Problem> Report every line of the records below that includes the string "text".

Records shown>

§

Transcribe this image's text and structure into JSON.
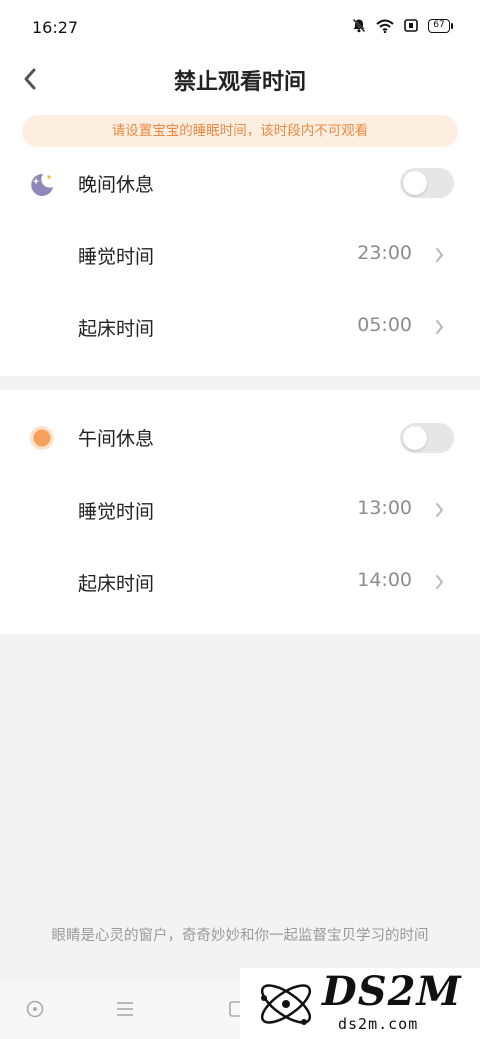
{
  "status_bar": {
    "time": "16:27",
    "battery": "67",
    "icons": [
      "mute-bell-icon",
      "wifi-icon",
      "sim-icon",
      "battery-icon"
    ]
  },
  "header": {
    "title": "禁止观看时间",
    "back_icon": "chevron-left-icon"
  },
  "banner": {
    "text": "请设置宝宝的睡眠时间，该时段内不可观看"
  },
  "night": {
    "title": "晚间休息",
    "icon": "moon-stars-icon",
    "enabled": false,
    "sleep_label": "睡觉时间",
    "sleep_time": "23:00",
    "wake_label": "起床时间",
    "wake_time": "05:00"
  },
  "noon": {
    "title": "午间休息",
    "icon": "sun-icon",
    "enabled": false,
    "sleep_label": "睡觉时间",
    "sleep_time": "13:00",
    "wake_label": "起床时间",
    "wake_time": "14:00"
  },
  "footer": {
    "note": "眼睛是心灵的窗户，奇奇妙妙和你一起监督宝贝学习的时间"
  },
  "nav": {
    "buttons": [
      "circle-dot-icon",
      "menu-icon",
      "square-icon"
    ]
  },
  "watermark": {
    "text": "DS2M",
    "sub": "ds2m.com"
  },
  "colors": {
    "accent": "#ea8a3f",
    "banner_bg": "#fdeee2",
    "toggle_off": "#e6e6e6",
    "moon": "#8e88b8",
    "sun": "#f5a15c"
  }
}
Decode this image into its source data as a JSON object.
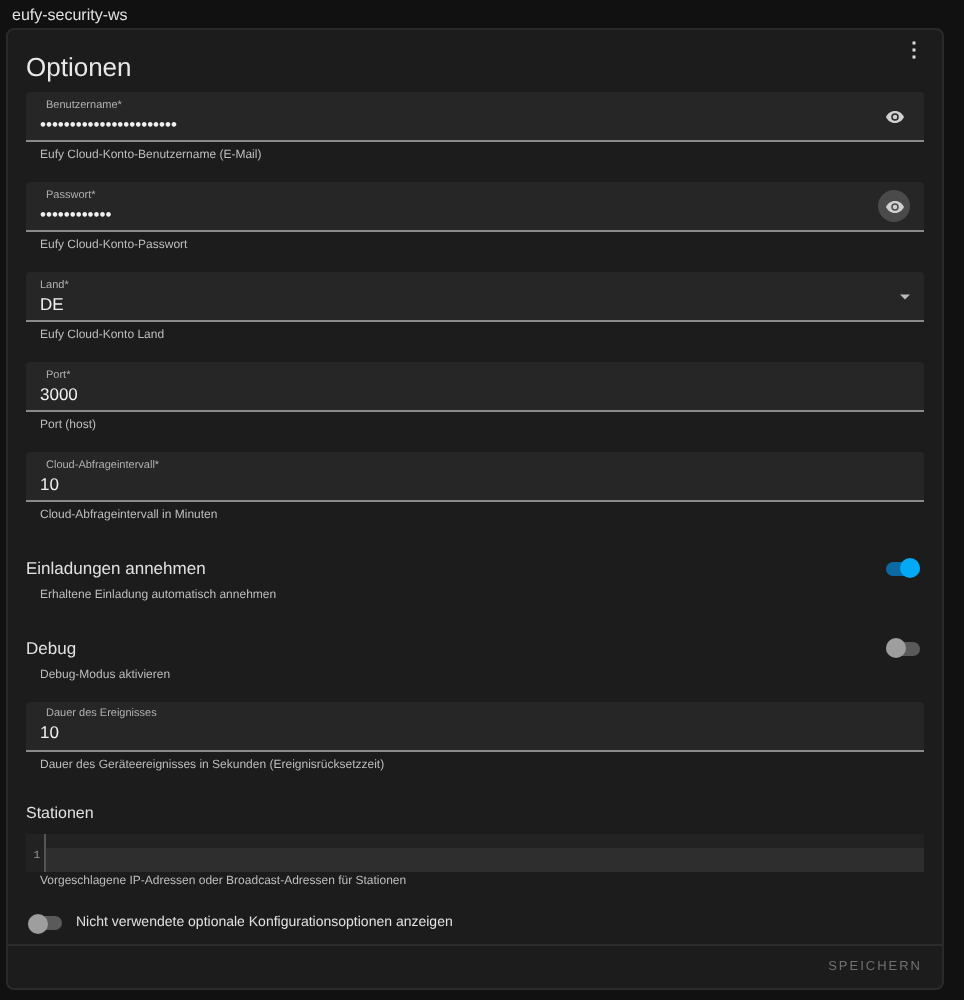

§

The answer>
Transcribe this image's text and structure into JSON.
    "text": "请设置宝宝的睡眠时间，该时段内不可观看"
    "text": "DS2M",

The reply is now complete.